In November 2014 the NGO Learning Centre was announced Gold Winner for the LearnX Asia-Pacific Training Awards for best eLearning model (in the blended learning category). In the same month the NGO Learning Centre was also announced finalist for the AITD National Awards – in the category of best implementation of a blended learning solution. ‘Finalist’ may not sound as impressive as Gold Winner, but the AITD awards are particularly prestigious and put the NGO Learning Centre against very large multinational companies, and against training projects with staggering budgets.
A big thank you to everyone that has contributed and worked hard on this project, and particularly to the NGO users of this site who have kept us informed to ensure the site remains relevant; please keep the communication coming!
As part of the award proceedings I was invited to present at the LearnX annual conference on, “Creating a Successful Online Learning Portal”, and was asked to discuss challenges, development processes and indicators of success. Here’s a little of what I presented:
The learning needs of our target audience are quite diverse; and a particular challenge was to create a learning experience that is both directive, informative and encourages self-paced exploration.
We had little knowledge of the educational backgrounds of individual staff in these organisations, but we did know that some are very new to sector while others have many years of knowledge and experience.
Our challenge was to develop a learning site that was as useful to new comers to the sector, as it was for highly experienced workers; and, from a technology perspective, a site that would work on all browsers, all devices, and all internet speeds.
The Development of the NGO Learning Centre incorporated three main areas of consideration; learning design, adult learning principles and informal learning:
A significant amount of time was spent researching and reviewing the vast amount of eLearning design models that exist, and then customising a model that would meet the specific needs of this project.
The specific challenge for developing an appropriate model for this target audience is finding a model that is educationally sound (based on best-practice pedagogical approaches) and one that meets the demands of the modern workplace; which is time and cost effective, and enables workers to learn while on-the-job.
Our final design model was one where the learning technologies used changed as the user moved through any topic area, which acknowledges that different technologies are used to match the needs of the learner, and that as individuals become more knowledgeable they learn in more independent ways, becoming more self-directed (through the use of communities of practice and social media directed toward more knowledgeable learners).
This is a flexible model that does not seek to define who the learner is or how they should learn.
Adult Learning Principles (ALPs):
These principles should be basic knowledge for any L&D professional. However, often when it comes to eLearning, particularly in an organisation's desire for compliance (through eLearning), these principles can be easily forgotten.
For the NGO Learning Centre we have actively attempted to ensure that adult learning principles have been applied. Here are a couple of examples:
1: Adults are internally motivated and self-directed

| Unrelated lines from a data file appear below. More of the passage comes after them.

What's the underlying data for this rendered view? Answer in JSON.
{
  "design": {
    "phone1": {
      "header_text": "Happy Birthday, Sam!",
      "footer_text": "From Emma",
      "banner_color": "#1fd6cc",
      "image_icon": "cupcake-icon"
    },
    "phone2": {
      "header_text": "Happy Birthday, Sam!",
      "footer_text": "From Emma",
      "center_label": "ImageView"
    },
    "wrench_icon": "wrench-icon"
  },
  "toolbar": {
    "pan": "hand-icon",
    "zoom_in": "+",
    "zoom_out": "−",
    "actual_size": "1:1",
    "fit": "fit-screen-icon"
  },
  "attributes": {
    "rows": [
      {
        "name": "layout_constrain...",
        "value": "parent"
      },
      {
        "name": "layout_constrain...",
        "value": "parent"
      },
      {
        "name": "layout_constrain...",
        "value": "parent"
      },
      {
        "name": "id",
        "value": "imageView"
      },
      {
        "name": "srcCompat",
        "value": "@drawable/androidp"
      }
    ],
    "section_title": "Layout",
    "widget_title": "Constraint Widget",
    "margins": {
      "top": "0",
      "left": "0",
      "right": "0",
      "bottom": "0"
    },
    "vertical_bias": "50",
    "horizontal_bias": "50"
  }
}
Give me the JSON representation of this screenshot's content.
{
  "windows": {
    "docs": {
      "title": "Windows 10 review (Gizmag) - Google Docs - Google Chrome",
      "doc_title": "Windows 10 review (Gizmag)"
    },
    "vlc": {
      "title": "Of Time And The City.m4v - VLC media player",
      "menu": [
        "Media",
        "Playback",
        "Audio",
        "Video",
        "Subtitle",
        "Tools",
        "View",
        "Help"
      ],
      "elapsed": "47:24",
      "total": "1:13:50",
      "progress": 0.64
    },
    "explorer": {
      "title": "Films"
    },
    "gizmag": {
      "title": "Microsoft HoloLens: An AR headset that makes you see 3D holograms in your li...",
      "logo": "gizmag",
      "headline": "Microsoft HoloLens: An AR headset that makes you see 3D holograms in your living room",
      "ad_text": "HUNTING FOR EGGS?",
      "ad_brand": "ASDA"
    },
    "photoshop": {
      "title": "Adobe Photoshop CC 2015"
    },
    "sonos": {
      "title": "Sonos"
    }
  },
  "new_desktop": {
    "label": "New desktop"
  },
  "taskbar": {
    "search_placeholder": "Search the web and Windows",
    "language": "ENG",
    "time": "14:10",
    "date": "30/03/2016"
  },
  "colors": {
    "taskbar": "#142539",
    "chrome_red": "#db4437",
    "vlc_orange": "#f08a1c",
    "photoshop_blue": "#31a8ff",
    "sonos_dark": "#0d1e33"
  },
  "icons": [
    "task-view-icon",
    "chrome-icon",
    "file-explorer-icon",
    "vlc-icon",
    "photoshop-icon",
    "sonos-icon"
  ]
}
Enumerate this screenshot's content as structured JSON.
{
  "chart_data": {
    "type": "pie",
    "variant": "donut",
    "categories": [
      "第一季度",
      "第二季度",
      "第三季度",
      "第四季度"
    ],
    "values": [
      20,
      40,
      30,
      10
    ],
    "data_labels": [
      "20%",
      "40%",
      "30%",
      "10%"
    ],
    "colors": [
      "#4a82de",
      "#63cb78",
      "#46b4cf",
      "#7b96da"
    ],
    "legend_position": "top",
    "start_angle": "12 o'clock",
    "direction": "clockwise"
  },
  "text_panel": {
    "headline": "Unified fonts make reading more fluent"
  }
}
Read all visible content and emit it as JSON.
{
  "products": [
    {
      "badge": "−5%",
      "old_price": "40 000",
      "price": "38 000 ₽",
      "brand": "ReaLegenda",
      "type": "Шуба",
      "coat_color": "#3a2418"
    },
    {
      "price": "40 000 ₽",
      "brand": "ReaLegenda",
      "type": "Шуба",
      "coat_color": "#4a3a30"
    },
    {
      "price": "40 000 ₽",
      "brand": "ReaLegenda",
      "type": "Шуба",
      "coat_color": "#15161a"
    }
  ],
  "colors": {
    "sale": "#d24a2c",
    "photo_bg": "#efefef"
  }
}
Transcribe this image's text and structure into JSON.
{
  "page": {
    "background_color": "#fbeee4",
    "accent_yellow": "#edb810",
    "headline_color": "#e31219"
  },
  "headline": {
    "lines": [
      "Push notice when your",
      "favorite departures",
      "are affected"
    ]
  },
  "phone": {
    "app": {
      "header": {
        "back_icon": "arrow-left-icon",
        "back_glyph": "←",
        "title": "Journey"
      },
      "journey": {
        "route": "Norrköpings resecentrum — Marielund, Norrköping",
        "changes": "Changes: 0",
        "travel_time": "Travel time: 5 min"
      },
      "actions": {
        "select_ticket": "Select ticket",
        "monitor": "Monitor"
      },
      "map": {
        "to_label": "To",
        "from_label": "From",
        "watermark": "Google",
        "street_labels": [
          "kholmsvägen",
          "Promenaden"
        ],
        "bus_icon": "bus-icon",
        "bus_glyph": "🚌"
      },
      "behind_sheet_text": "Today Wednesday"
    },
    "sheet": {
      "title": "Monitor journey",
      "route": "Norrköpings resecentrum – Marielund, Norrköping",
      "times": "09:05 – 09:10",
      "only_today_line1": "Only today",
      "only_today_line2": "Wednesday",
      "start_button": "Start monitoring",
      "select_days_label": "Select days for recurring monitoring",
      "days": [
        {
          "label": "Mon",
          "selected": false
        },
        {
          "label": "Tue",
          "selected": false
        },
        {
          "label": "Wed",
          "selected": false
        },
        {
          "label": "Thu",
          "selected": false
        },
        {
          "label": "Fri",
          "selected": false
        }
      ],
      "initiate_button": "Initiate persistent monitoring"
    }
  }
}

Adult learners resist learning when they feel others are imposing information, ideas or actions on them. This is a common oversight with compliance based eLearning; where organisations force learners to complete training by starting at point 1 and finishing at point 10.
Our self-paced courses encourage learners to feel in control of their learning and are encouraged to choose their own direction of learning. This is achieved by ensuring courses are broken into small digestible chunks, and each chunk can be easily navigated through to get their required piece of knowledge.
2: Adults bring life experiences and knowledge to learning experiences
Similarly compliance eLearning often does not give the learner the opportunity to demonstrate their pre-existing knowledge. On the NGO Learning Centre the compliance modules are identified up front; and if they have the pre-existing knowledge they can go directly to the quiz; and are not forced to move through entire courses sequentially.
70:20:10 learning theory principles are applied throughout the NGO Learning Centre giving participants access to information when they need it.
In the 70:20:10 model, 20% of what people learn in the workplace is through informal interactions. This model also suggests that learning should be structured in a way that enables employees to get the information they need, in a format they need it, when they need it. Designing learning activities to enable informal learning for this project has included adding technologies such as podcasts, blogs, and social media.
Indicators of success:
Success indicators of the NGO Learning Centre can be demonstrated in the following statistical examples:
Prior to the development of the NGO Learning Centre our program was able to service the learning needs of 1200 learners in any year. In the first 12-months of the site an additional 13,500 unique visitors gained access to learning.
We can take one particular course on the site as an example; DoCS Connect OOHC MDS.
Prior to the NGO Learning Centre this course was delivered solely as a one-day F2F event, in Sydney. A significant number of participants were from outside of Sydney; and these associated travel costs were covered by the NGO. This was a significant cost for NGOs who often operate with limited staff and funds. This course has now been changed to be solely online.
The face-to-face course enabled 60 participants to attend per year (if all courses were full). The online version has seen 266 participants successfully complete the course. This figure only captures those that have completed the assessment component; and not those using the resource to refresh their knowledge.